[Recorded information]:
>>
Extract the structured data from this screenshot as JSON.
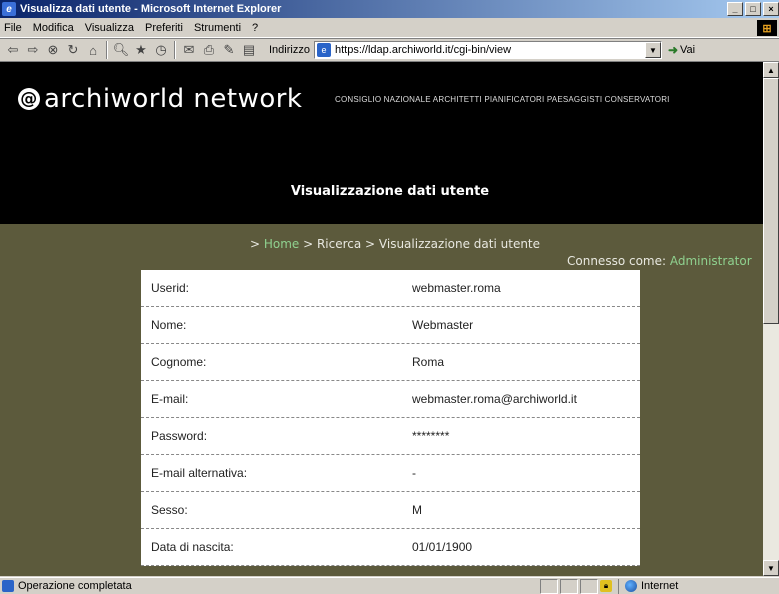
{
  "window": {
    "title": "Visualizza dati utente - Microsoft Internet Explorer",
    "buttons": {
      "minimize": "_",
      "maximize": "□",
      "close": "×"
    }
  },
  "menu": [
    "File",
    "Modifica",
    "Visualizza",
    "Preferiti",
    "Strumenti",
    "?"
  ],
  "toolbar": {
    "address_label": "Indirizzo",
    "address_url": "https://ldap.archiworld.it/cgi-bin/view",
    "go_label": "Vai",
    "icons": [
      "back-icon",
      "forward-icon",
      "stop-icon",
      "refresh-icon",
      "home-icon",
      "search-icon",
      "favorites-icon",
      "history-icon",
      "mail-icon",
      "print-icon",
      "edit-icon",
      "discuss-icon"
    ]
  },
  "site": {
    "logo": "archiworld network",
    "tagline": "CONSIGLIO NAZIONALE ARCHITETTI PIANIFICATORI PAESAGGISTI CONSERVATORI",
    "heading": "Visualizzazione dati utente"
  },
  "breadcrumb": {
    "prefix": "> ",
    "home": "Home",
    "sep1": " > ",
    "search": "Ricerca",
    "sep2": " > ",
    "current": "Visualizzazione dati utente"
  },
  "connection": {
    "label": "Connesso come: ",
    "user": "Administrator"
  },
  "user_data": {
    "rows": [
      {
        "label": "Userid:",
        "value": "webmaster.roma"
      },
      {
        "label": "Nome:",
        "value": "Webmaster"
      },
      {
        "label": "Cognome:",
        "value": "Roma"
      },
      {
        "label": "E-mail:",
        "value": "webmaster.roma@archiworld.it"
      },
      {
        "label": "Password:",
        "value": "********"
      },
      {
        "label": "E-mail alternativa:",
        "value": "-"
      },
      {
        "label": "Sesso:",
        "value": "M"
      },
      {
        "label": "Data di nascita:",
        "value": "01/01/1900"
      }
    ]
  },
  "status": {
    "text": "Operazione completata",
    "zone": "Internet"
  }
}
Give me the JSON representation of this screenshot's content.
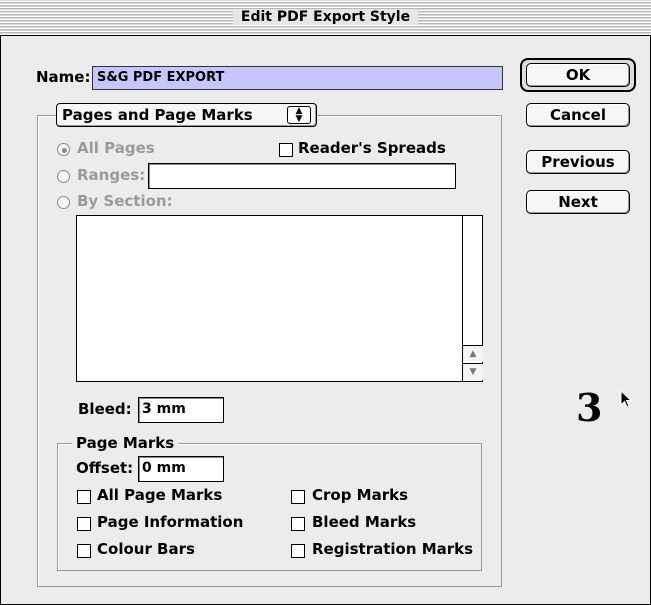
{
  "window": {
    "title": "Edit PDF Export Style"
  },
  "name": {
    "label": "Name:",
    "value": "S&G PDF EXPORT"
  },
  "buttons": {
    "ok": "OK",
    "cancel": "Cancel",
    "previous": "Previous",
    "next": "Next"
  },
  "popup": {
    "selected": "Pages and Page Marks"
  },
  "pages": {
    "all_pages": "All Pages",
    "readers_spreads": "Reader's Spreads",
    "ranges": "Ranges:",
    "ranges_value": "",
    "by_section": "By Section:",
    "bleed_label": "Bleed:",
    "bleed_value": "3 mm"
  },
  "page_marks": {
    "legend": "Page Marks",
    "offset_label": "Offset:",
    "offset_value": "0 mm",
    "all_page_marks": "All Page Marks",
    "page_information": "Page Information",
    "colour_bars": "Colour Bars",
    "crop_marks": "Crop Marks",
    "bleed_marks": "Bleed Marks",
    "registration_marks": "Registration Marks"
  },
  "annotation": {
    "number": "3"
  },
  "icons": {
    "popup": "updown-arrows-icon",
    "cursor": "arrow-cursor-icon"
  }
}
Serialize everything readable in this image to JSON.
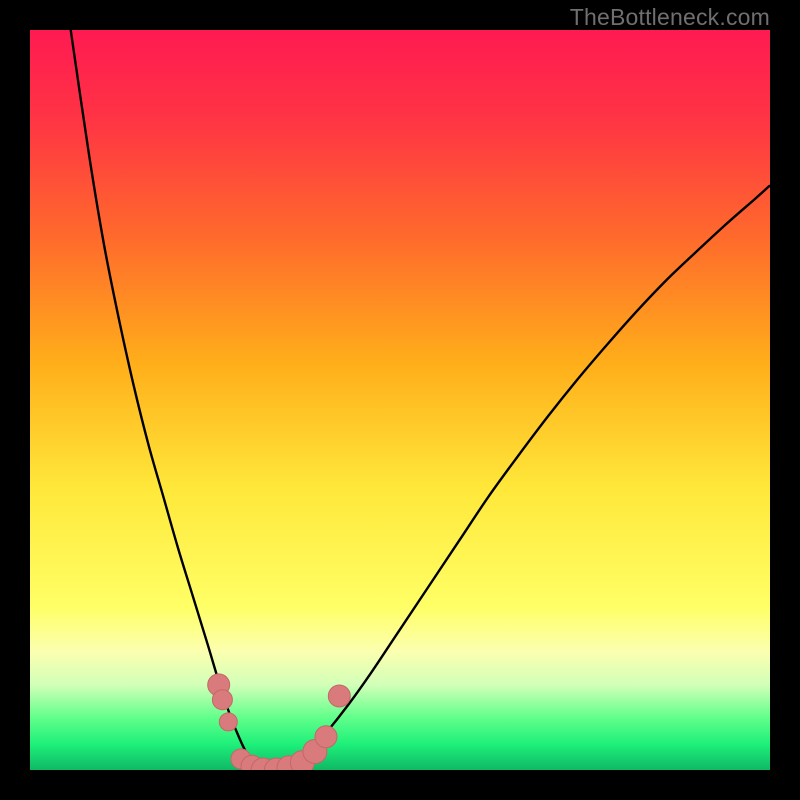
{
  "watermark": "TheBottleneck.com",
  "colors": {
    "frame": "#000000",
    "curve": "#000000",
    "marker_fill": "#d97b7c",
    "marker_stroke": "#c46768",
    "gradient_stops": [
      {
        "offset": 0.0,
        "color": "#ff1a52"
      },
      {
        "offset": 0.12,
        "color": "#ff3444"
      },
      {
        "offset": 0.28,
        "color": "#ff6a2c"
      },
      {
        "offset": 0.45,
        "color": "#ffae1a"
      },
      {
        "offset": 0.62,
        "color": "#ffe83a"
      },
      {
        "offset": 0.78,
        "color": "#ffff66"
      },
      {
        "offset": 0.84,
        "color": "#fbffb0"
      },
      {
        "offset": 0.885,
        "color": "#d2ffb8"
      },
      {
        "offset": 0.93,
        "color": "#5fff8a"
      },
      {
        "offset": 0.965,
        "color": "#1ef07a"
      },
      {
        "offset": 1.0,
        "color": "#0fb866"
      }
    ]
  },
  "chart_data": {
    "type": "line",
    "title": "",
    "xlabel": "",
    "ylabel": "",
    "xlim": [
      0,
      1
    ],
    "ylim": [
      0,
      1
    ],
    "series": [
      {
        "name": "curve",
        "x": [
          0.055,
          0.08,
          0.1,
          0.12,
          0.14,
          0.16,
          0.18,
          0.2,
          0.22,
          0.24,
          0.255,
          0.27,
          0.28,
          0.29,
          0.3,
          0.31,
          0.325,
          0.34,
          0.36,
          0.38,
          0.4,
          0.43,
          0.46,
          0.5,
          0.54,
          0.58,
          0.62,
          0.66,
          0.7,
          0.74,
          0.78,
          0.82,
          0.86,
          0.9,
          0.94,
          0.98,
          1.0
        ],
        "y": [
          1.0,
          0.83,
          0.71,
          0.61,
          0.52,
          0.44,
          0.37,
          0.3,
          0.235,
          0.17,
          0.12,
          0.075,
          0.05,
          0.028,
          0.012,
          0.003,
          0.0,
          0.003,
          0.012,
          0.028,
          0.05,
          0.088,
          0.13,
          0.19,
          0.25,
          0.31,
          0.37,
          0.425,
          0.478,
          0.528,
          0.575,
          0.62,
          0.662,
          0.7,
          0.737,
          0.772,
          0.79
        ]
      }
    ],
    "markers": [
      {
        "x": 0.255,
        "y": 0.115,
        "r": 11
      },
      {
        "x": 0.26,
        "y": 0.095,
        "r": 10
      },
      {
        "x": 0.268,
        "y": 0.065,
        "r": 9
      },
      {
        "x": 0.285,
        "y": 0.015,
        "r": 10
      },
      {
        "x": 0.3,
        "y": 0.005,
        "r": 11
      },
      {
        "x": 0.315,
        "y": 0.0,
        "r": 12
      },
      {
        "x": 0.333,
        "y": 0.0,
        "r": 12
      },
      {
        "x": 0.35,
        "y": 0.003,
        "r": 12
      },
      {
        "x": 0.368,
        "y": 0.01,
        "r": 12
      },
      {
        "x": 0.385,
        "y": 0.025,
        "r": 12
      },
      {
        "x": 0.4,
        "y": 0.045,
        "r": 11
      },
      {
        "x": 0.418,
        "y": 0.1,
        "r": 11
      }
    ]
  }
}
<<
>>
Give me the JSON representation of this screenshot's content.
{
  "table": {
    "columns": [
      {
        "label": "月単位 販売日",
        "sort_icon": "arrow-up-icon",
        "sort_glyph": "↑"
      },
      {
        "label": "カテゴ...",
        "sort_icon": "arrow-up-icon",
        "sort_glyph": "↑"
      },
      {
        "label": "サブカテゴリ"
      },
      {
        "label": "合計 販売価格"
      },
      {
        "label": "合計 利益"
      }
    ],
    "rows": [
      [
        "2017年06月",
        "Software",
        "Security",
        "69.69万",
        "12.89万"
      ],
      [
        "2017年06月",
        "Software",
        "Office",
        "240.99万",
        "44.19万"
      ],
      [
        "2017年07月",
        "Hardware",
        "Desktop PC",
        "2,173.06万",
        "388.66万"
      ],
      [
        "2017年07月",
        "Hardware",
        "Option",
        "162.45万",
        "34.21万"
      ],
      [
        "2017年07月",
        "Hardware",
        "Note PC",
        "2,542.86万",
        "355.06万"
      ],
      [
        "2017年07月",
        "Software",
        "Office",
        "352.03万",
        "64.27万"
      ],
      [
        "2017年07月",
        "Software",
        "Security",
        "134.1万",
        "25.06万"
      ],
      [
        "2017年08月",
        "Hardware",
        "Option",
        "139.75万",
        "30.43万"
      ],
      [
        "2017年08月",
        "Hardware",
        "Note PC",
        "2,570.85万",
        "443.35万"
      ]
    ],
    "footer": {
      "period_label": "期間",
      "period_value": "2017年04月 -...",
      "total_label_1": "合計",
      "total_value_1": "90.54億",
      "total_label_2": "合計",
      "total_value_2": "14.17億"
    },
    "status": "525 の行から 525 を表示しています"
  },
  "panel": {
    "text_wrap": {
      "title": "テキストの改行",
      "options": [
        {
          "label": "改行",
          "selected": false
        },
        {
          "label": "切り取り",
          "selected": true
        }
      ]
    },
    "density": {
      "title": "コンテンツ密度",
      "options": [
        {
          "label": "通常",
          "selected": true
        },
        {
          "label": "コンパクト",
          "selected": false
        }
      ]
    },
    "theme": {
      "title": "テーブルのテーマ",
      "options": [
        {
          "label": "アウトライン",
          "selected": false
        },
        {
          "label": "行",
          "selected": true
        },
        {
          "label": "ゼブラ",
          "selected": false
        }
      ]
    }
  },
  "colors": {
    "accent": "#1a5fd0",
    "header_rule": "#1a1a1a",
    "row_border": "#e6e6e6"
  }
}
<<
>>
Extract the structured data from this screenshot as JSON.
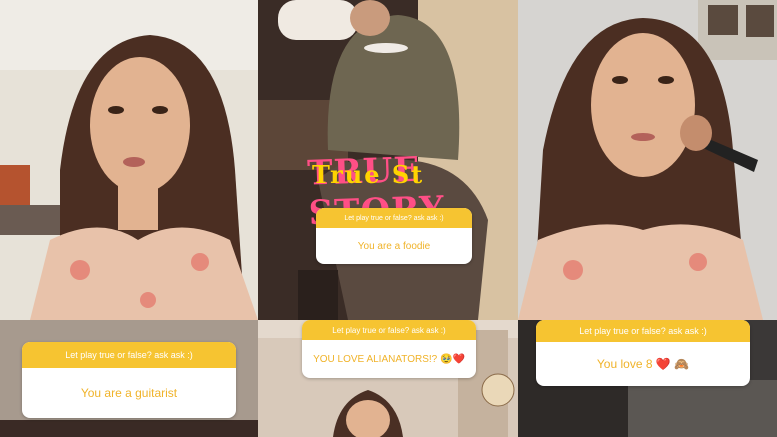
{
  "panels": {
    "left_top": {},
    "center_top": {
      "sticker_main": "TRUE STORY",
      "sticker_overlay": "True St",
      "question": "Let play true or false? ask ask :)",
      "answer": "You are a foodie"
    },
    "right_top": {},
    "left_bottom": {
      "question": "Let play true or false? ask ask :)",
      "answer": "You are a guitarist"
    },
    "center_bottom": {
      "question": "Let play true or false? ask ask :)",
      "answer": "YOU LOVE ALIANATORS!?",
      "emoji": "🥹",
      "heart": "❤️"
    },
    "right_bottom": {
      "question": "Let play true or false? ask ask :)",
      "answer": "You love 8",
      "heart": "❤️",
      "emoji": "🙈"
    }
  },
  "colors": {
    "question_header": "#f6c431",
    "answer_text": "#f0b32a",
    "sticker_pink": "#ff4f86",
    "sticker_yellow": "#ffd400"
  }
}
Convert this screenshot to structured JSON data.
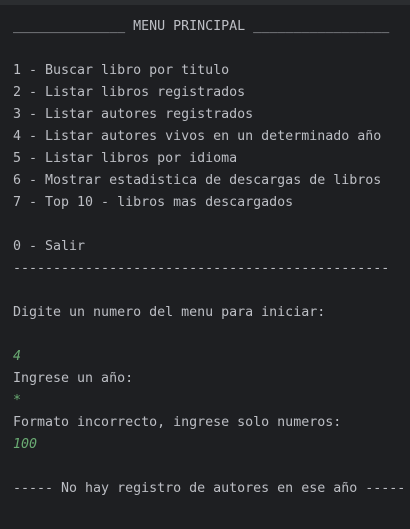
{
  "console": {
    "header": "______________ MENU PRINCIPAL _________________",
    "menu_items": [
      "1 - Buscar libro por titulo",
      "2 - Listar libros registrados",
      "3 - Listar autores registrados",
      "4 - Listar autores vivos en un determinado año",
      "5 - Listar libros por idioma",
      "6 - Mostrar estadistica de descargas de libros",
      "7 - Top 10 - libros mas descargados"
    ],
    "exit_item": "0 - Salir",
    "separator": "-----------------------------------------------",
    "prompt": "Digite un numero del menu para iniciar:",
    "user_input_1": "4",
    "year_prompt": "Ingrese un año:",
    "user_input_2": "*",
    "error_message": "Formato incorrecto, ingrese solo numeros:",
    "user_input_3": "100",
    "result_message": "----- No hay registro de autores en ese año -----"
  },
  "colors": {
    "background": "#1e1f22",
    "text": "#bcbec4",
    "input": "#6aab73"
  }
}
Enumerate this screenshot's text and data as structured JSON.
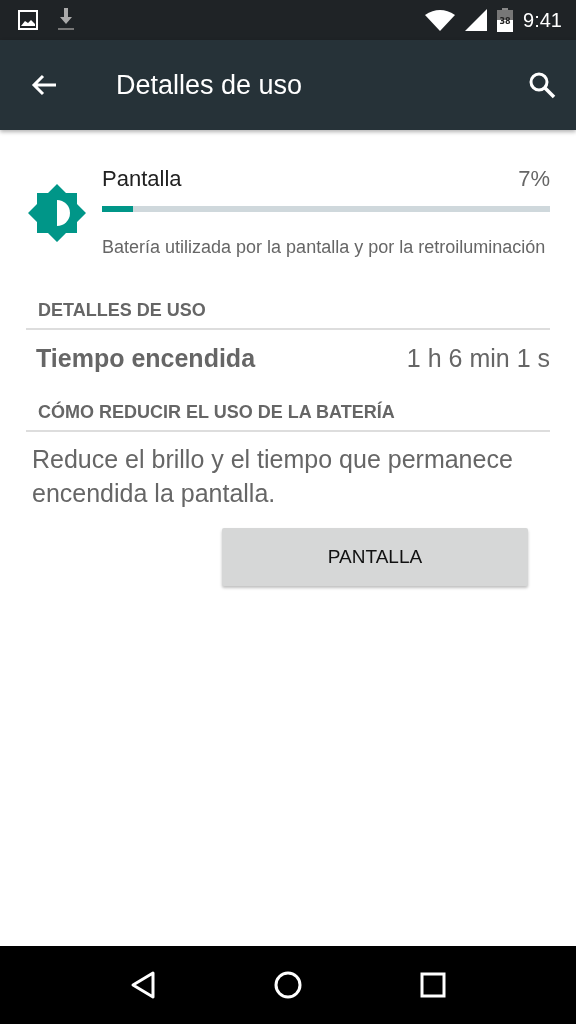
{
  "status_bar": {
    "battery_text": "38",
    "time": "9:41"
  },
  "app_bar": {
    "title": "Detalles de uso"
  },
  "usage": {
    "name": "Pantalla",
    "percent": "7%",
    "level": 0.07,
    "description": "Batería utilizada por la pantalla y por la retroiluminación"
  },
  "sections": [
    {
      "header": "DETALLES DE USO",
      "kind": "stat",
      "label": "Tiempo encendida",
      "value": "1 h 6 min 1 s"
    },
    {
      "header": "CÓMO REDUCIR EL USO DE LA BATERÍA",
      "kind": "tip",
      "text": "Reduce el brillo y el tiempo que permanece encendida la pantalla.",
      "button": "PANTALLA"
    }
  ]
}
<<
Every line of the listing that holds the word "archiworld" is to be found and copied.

[Answer to this problem]:
    "address_url": "https://ldap.archiworld.it/cgi-bin/view",
    "logo": "archiworld network",
        "value": "webmaster.roma@archiworld.it"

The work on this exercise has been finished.